Piracy is a business model

Interesting post on Boing Boing, quoting a Disney co-chair Anne Sweeney. While the executive's comments at Mipcom seem clearly spurned by the belief that "content is king", Boing Boing's Cory Doctorow rounds out his post with a moment of clarity to which more studio execs and marketers should subscribe:

Content isn't king. If I sent you to a desert island and gave you the choice of taking your friends or your movies, you'd choose your friends -- if you chose the movies, we'd call you a sociopath. Conversation is king. Content is just something to talk about.

Well put. I'm inspired to put it this way:
Conversation is king because no one can own it.

(Not even Disney, not even with all the pirate references ... coincidentally made as a Disney pirate movie special edition DVD is made available for pre-order.)

In fact, Sweeney goes on to mention that some consumers want to consume content in a timely fashion so as to not miss out on the proverbial "watercooler moment" - conversation, in not so many words. This doesn't jive with her "content is king" stance. You don't bring content to the watercooler, you bring conversation.
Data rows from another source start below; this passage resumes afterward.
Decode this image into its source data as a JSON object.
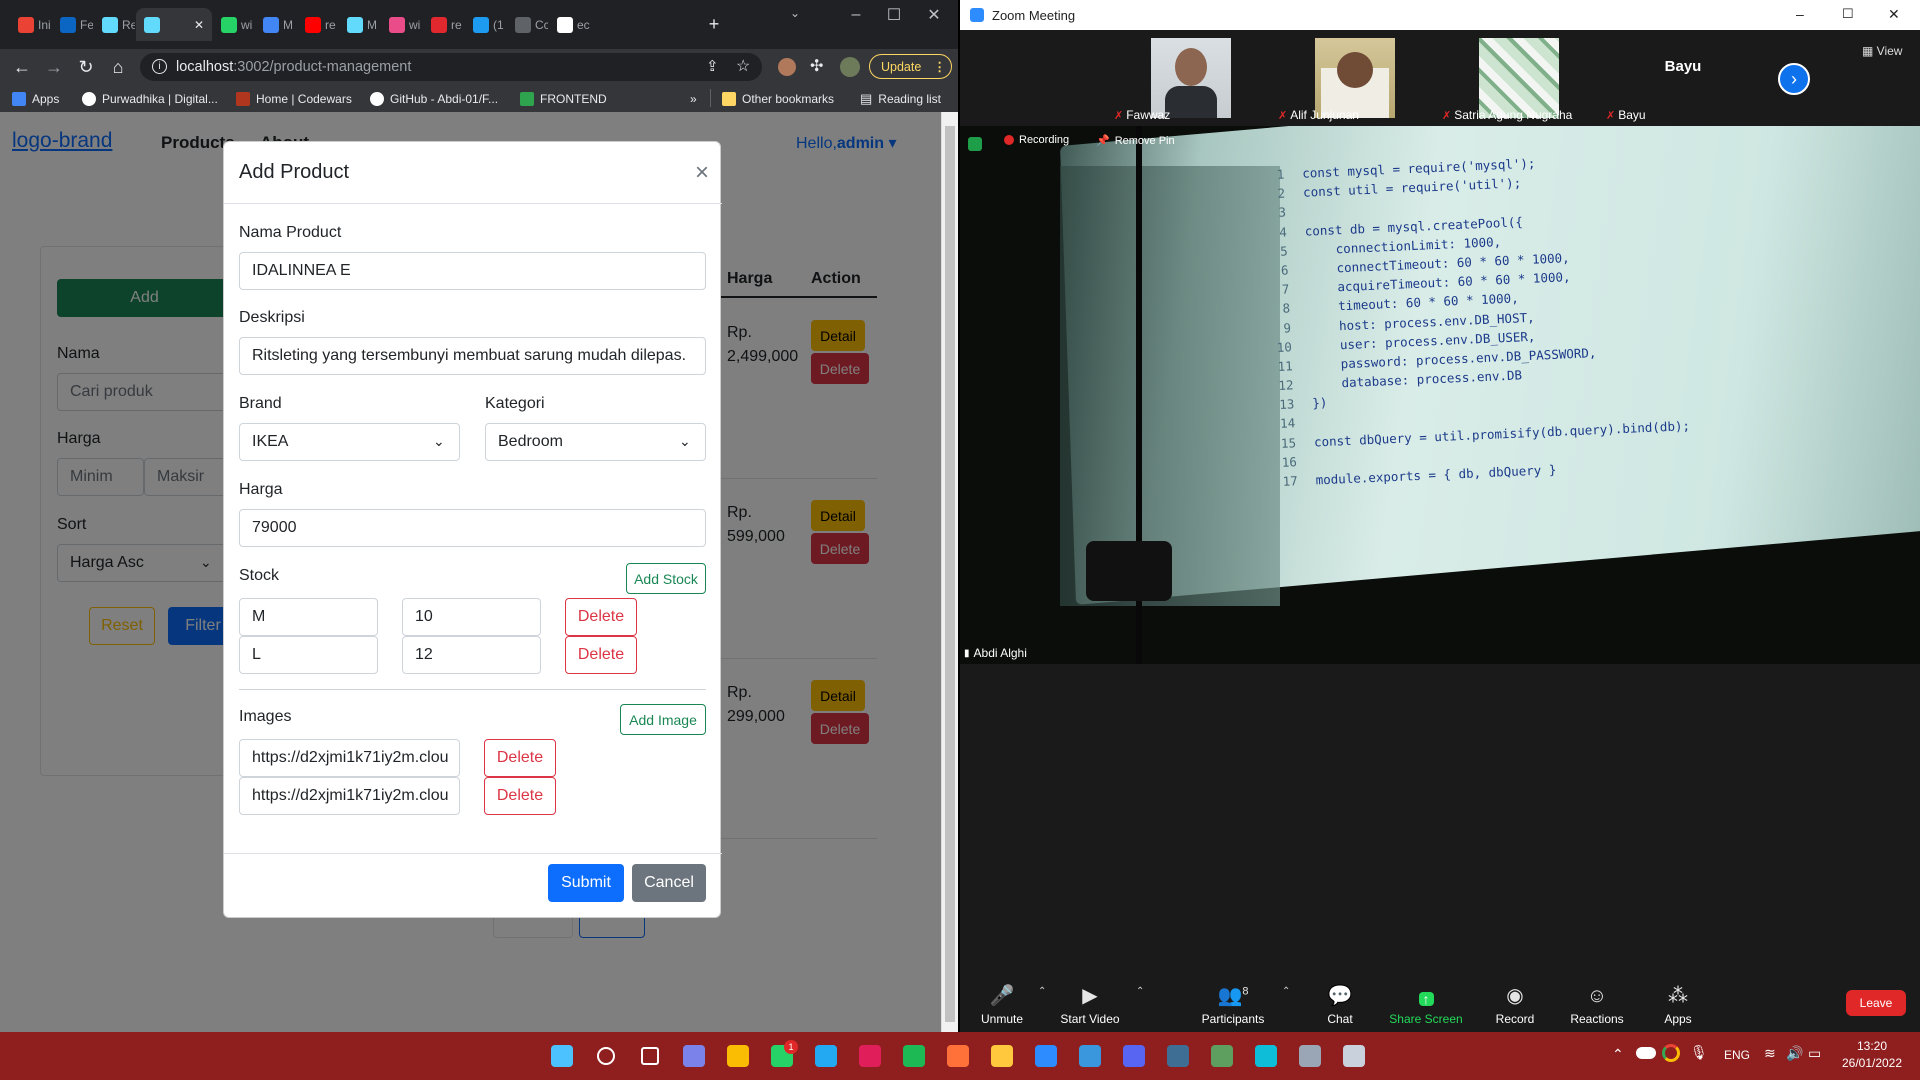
{
  "chrome": {
    "tabs": [
      {
        "label": "Ini",
        "color": "#ea4335"
      },
      {
        "label": "Fe",
        "color": "#0a66c2"
      },
      {
        "label": "Re",
        "color": "#61dafb"
      },
      {
        "label": "",
        "color": "#61dafb"
      },
      {
        "label": "wi",
        "color": "#25d366"
      },
      {
        "label": "M",
        "color": "#4285f4"
      },
      {
        "label": "re",
        "color": "#ff0000"
      },
      {
        "label": "M",
        "color": "#61dafb"
      },
      {
        "label": "wi",
        "color": "#ea4c89"
      },
      {
        "label": "re",
        "color": "#e0282e"
      },
      {
        "label": "(1",
        "color": "#1d9bf0"
      },
      {
        "label": "Cc",
        "color": "#5f6368"
      },
      {
        "label": "ec",
        "color": "#ffffff"
      }
    ],
    "url_host": "localhost",
    "url_path": ":3002/product-management",
    "update_label": "Update",
    "bookmarks": [
      {
        "label": "Apps",
        "color": "#4285f4"
      },
      {
        "label": "Purwadhika | Digital...",
        "color": "#ffffff"
      },
      {
        "label": "Home | Codewars",
        "color": "#b1361e"
      },
      {
        "label": "GitHub - Abdi-01/F...",
        "color": "#ffffff"
      },
      {
        "label": "FRONTEND",
        "color": "#2ea44f"
      }
    ],
    "bookmarks_more": "»",
    "other_bookmarks": "Other bookmarks",
    "reading_list": "Reading list"
  },
  "page": {
    "brand_alt": "logo-brand",
    "nav_products": "Products",
    "nav_about": "About",
    "hello": "Hello,",
    "user": "admin",
    "add_label": "Add",
    "filter": {
      "nama_label": "Nama",
      "nama_placeholder": "Cari produk",
      "harga_label": "Harga",
      "min_placeholder": "Minim",
      "max_placeholder": "Maksir",
      "sort_label": "Sort",
      "sort_value": "Harga Asc",
      "reset_label": "Reset",
      "filter_label": "Filter"
    },
    "table": {
      "col_harga": "Harga",
      "col_action": "Action",
      "detail_label": "Detail",
      "delete_label": "Delete",
      "rows": [
        {
          "currency": "Rp.",
          "price": "2,499,000"
        },
        {
          "currency": "Rp.",
          "price": "599,000"
        },
        {
          "currency": "Rp.",
          "price": "299,000"
        }
      ]
    }
  },
  "modal": {
    "title": "Add Product",
    "close": "×",
    "nama_label": "Nama Product",
    "nama_value": "IDALINNEA E",
    "deskripsi_label": "Deskripsi",
    "deskripsi_value": "Ritsleting yang tersembunyi membuat sarung mudah dilepas.",
    "brand_label": "Brand",
    "brand_value": "IKEA",
    "kategori_label": "Kategori",
    "kategori_value": "Bedroom",
    "harga_label": "Harga",
    "harga_value": "79000",
    "stock_label": "Stock",
    "add_stock_label": "Add Stock",
    "stocks": [
      {
        "size": "M",
        "qty": "10"
      },
      {
        "size": "L",
        "qty": "12"
      }
    ],
    "images_label": "Images",
    "add_image_label": "Add Image",
    "images": [
      "https://d2xjmi1k71iy2m.clou",
      "https://d2xjmi1k71iy2m.clou"
    ],
    "delete_label": "Delete",
    "submit_label": "Submit",
    "cancel_label": "Cancel"
  },
  "zoom": {
    "title": "Zoom Meeting",
    "view_label": "View",
    "participants": [
      {
        "name": "Fawwaz"
      },
      {
        "name": "Alif Junjunan"
      },
      {
        "name": "Satria Agung Nugraha"
      },
      {
        "name": "Bayu"
      }
    ],
    "bayu_tile": "Bayu",
    "recording_label": "Recording",
    "remove_pin_label": "Remove Pin",
    "sharer_name": "Abdi Alghi",
    "code_lines": [
      {
        "n": "1",
        "t": "const mysql = require('mysql');"
      },
      {
        "n": "2",
        "t": "const util = require('util');"
      },
      {
        "n": "3",
        "t": ""
      },
      {
        "n": "4",
        "t": "const db = mysql.createPool({"
      },
      {
        "n": "5",
        "t": "    connectionLimit: 1000,"
      },
      {
        "n": "6",
        "t": "    connectTimeout: 60 * 60 * 1000,"
      },
      {
        "n": "7",
        "t": "    acquireTimeout: 60 * 60 * 1000,"
      },
      {
        "n": "8",
        "t": "    timeout: 60 * 60 * 1000,"
      },
      {
        "n": "9",
        "t": "    host: process.env.DB_HOST,"
      },
      {
        "n": "10",
        "t": "    user: process.env.DB_USER,"
      },
      {
        "n": "11",
        "t": "    password: process.env.DB_PASSWORD,"
      },
      {
        "n": "12",
        "t": "    database: process.env.DB"
      },
      {
        "n": "13",
        "t": "})"
      },
      {
        "n": "14",
        "t": ""
      },
      {
        "n": "15",
        "t": "const dbQuery = util.promisify(db.query).bind(db);"
      },
      {
        "n": "16",
        "t": ""
      },
      {
        "n": "17",
        "t": "module.exports = { db, dbQuery }"
      }
    ],
    "toolbar": {
      "unmute": "Unmute",
      "start_video": "Start Video",
      "participants": "Participants",
      "participants_count": "8",
      "chat": "Chat",
      "share_screen": "Share Screen",
      "record": "Record",
      "reactions": "Reactions",
      "apps": "Apps",
      "leave": "Leave"
    }
  },
  "taskbar": {
    "language": "ENG",
    "time": "13:20",
    "date": "26/01/2022",
    "whatsapp_badge": "1",
    "apps": [
      {
        "name": "windows-start-icon",
        "color": "#4cc2ff"
      },
      {
        "name": "search-icon",
        "color": "#ffffff"
      },
      {
        "name": "task-view-icon",
        "color": "#ffffff"
      },
      {
        "name": "teams-chat-icon",
        "color": "#7b83eb"
      },
      {
        "name": "chrome-icon",
        "color": "#fbbc04"
      },
      {
        "name": "whatsapp-icon",
        "color": "#25d366"
      },
      {
        "name": "vscode-icon",
        "color": "#23a9f2"
      },
      {
        "name": "slack-icon",
        "color": "#e01e5a"
      },
      {
        "name": "spotify-icon",
        "color": "#1db954"
      },
      {
        "name": "firefox-icon",
        "color": "#ff7139"
      },
      {
        "name": "file-explorer-icon",
        "color": "#ffc83d"
      },
      {
        "name": "zoom-icon",
        "color": "#2d8cff"
      },
      {
        "name": "notepad-icon",
        "color": "#3a96dd"
      },
      {
        "name": "discord-icon",
        "color": "#5865f2"
      },
      {
        "name": "mysql-workbench-icon",
        "color": "#3e6e93"
      },
      {
        "name": "chrome-dev-icon",
        "color": "#5e9e5e"
      },
      {
        "name": "edge-icon",
        "color": "#0ebdd8"
      },
      {
        "name": "settings-icon",
        "color": "#9aa6b5"
      },
      {
        "name": "calculator-icon",
        "color": "#c9d1dd"
      }
    ]
  }
}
Let me give you an example:

This week, had I a watercooler conversation, it would have been about how the streaming online player for selected ABC programs doesn't work very well, and how the Disney-owned network was unable to stream more than twenty seconds of LOST without grinding to a halt for minutes at a time (an unpleasant, frustrating user experience). I'd then turn the conversation to the feeling I got, saying "just go buy it at iTunes and be done with this", and how I thought I'd just been teased into buying content I was supposed to have gotten for free. I'd managed to see a choppy two minutes of the episode, and now I wanted to see the rest. This is where I'd let the conversation go parenthetical...

(What do you do when the brand new, free streaming player isn't working? You can pay two dollars for the same content - plus DRM - at iTunes, or you could just watch for the content on a free P2P network, where you can get the content that will keep you in tomorrow's conversations.)

I would have concluded the conversation with mention of the BitTorrent options for freely acquiring the content on which our conversations thrive.


Does that make me lazy? Possibly.

I thought I was edgy in pointing out that at least one lyric changed between the leaked version of Crazy and the album version ("possibly" was originally "probably" in the refrain -- I'll work on getting some mp3s up here to compare). I am now somewhat humbled, because I am so late on this juicy tidbit of trivia:

Crazy is primarily (heavily) based on a song from an Italian movie soundtrack called "Nel Cimitero Di Tucson" [source: Music For Kids Who Can't Read Good].

Aside from the fact that it has been generally over-played for the past several months, the song seems much less crazy to me now.